News and Announcements
Greater Nashua Little League fully supports Little League International’s regulations regarding Minimum Play Requirements. If you believe your child failed to meet Minimum Play Requirements, please fill out the following form:
More information on Minimum Play Requirements can be found here:
Pitch Count Limits Per Game:
11-12-year-olds: 85 pitches*
9-10-year-olds: 75 pitches
7-8-year-olds: 50 pitches*
- 12-year-olds shall not pitch in the Minors
- 7-8-year-olds shall not pitch in the Majors
Required Rest Days:
0-20 pitches: 0 days **
21-35 pitches: 1 day
36-50 pitches: 2 days
51-65 pitches: 3 days
66+ pitches: 4 days
- Continuation rule: If a pitcher reaches the pitch count limit for any threshold while facing a batter, the pitcher may continue to pitch until the batter reaches base, the batter is retired, or the third out is made to complete the half-inning. Example: A 9-year-old pitcher begins an at-bat having thrown 34 pitches. That pitcher then throws three more pitches before the batter grounds out to end the inning. The pitcher has now thrown 37 pitches, but the threshold reached was 21-35 since that is where the pitcher was when the at-bat began. Assuming the pitcher does not continue to pitch in that game, he/she would only need 1 rest day. That also means that a 9-year-old pitcher may start an at-bat having thrown 74 pitches, and does not need to be removed upon throwing the 75th pitch. That pitcher may remain in until the batter he/she is facing is retired, reaches base, or the inning is ended, even if it results in throwing more than 75 pitches.
- 0 days means that there needs not be a rest day in between the day the game was played and the next game. It does not mean that the player can pitch again in the same day. Any player who delivers a single pitch is no longer eligible to pitch again in any other game that day.
- Any pitcher, upon delivering his/her 41st pitch in a game, shall no longer be eligible to play the position of catcher for the remainder of that day.
- Any catcher, upon receiving a single pitch in his/her 4th inning of play as a catcher, shall no longer be eligible to enter the game as a pitcher for the remainder of that day.
- In the event of a suspended game that is resumed on another day, pitchers of record at the time the game was suspended may be allowed to pitch to the extent of their eligibility for that day if they have rested the proper amount of days.
It is solely the responsibility of the Manager to ensure compliance with these rules. Parents should consider the risk of injury to their child and inform the Manager of any other pitching activity the player has performed, such as pitching in a school game, or for a private team outside of Little League.
Lajoie Field: Closed
West T-Ball: Closed
Sunset Heights Farm: Closed
Sunset Heights T-Ball: Closed

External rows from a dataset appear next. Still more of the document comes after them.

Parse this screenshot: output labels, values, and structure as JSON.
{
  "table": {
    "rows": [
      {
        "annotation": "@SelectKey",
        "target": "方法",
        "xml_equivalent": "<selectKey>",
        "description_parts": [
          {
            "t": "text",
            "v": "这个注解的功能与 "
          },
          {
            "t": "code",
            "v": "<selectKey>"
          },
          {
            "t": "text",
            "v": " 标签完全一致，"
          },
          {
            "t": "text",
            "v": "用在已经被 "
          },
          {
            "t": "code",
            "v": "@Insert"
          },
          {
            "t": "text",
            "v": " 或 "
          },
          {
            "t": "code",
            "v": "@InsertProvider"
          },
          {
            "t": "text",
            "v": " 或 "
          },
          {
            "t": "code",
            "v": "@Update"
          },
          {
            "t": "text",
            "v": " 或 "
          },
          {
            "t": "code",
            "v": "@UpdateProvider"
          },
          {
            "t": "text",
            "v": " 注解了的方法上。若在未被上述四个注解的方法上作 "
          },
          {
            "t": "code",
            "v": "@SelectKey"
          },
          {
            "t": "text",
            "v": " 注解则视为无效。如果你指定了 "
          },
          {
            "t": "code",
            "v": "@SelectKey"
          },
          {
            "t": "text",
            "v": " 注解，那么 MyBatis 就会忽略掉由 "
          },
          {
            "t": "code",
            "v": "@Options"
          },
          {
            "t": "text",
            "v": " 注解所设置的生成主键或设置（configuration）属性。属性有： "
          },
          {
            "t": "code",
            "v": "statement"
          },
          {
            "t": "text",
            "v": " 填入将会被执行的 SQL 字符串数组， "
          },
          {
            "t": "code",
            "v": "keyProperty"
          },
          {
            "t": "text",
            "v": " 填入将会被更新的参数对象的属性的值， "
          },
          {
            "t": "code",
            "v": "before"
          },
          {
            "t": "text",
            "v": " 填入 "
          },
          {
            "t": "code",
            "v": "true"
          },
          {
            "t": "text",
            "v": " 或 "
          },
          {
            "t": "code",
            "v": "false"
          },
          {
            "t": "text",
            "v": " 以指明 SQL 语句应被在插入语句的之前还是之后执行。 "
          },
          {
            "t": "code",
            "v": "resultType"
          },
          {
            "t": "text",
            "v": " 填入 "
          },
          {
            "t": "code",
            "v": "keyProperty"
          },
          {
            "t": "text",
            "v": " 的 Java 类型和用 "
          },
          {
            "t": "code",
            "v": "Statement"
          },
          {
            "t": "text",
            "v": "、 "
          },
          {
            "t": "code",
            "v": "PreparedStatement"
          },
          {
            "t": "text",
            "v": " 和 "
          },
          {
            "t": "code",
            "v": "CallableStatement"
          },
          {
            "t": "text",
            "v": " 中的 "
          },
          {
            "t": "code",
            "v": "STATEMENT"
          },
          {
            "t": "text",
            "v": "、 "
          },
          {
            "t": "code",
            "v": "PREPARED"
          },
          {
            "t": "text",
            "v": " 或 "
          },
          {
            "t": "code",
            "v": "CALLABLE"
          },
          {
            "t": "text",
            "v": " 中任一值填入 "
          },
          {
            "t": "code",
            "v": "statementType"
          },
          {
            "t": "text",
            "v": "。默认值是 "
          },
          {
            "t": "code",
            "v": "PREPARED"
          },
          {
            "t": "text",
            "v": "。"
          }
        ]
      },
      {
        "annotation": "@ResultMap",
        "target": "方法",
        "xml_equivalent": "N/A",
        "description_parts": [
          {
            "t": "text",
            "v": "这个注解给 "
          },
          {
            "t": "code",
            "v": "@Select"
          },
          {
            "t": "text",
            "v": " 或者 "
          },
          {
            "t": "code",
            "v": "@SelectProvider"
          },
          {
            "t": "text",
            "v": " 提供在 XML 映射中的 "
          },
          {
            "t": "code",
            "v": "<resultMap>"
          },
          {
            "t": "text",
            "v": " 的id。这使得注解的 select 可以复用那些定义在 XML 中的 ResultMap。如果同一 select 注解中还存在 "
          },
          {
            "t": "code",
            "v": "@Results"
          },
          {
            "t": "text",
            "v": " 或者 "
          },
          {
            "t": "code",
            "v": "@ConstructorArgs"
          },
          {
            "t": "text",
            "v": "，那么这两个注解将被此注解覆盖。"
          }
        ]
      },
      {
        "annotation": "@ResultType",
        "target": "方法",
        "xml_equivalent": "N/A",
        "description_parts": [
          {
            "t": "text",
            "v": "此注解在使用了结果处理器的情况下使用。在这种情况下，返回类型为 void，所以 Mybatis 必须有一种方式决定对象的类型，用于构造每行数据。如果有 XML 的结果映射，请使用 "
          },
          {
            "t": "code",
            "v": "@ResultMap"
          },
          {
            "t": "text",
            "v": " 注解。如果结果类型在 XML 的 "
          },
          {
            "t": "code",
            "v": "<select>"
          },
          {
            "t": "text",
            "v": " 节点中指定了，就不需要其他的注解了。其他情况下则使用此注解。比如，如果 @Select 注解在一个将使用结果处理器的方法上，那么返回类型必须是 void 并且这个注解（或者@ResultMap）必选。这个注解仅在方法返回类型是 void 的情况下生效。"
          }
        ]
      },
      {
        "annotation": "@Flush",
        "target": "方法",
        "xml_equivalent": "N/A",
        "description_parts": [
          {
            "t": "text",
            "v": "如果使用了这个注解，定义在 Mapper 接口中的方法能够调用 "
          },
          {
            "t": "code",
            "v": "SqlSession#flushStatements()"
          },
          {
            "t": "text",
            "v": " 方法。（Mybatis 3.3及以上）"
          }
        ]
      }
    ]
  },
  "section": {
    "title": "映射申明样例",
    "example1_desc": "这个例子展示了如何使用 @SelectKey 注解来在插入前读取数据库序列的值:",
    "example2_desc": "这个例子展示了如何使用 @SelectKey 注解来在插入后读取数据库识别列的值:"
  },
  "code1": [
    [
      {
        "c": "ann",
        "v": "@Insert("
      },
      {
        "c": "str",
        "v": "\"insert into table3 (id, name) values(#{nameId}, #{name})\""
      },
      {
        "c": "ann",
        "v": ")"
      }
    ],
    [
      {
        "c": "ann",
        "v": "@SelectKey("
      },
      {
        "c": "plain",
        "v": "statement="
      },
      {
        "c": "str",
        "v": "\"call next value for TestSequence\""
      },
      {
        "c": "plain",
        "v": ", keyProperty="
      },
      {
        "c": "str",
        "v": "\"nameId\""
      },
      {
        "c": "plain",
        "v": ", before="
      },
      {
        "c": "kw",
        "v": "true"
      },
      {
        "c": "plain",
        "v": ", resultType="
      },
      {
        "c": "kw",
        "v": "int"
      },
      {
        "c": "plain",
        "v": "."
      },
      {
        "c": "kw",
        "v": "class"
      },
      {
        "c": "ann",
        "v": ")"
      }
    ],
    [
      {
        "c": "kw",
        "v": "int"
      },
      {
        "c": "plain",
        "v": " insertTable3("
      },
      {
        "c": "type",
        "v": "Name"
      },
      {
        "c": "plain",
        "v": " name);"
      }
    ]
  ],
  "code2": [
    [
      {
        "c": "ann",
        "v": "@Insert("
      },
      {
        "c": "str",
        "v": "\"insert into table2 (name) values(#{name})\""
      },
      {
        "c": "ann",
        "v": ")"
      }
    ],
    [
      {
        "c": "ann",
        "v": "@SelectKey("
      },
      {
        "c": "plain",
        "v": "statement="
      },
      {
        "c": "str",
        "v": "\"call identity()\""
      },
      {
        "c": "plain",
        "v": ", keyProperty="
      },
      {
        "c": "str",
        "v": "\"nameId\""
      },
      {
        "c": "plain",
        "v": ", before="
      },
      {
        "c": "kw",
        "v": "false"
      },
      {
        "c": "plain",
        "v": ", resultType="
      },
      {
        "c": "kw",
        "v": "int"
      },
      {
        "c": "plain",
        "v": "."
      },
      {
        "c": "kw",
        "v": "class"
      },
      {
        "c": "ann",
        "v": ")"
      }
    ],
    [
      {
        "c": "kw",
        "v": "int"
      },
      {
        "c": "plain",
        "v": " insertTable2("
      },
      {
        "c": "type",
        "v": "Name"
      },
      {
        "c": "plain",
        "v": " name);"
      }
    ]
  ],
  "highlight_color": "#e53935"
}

All Games and Practices are Eagerly anticipated in spring!
With the Little League® International Board of Directors formally adopting USA Baseball’s new standard for bat performance testing, Little League International fully supports this program. For more than seventy-five years, Little League has used improvements in science, engineering, and technology to take the sport of baseball to higher levels. By utilizing the most current advancements available, manufacturers can now develop bats with a wood-like performance, which is important for the long-term success of the game. Developed by a USA Baseball committee of scientific experts, Little League Baseball® has decided to adopt the new bat standard for mandated use effective January 1, 2018. All national members of USA Baseball, including Little League, are encouraged to adopt this new standard. Little League-approved bats can be used through December 31, 2017, and our current bat regulations will be in effect until then. That includes the moratorium prohibiting the use of all 2 ¼ inch barrel baseball bats constructed with composite material in the barrel, unless approved. Visit LittleLeague.org for detailed information. Little League looks forward to working with USA Baseball, and will begin educating our local leagues, and the parents of our 2.1 million baseball players, preparing them for the important change coming in 2018.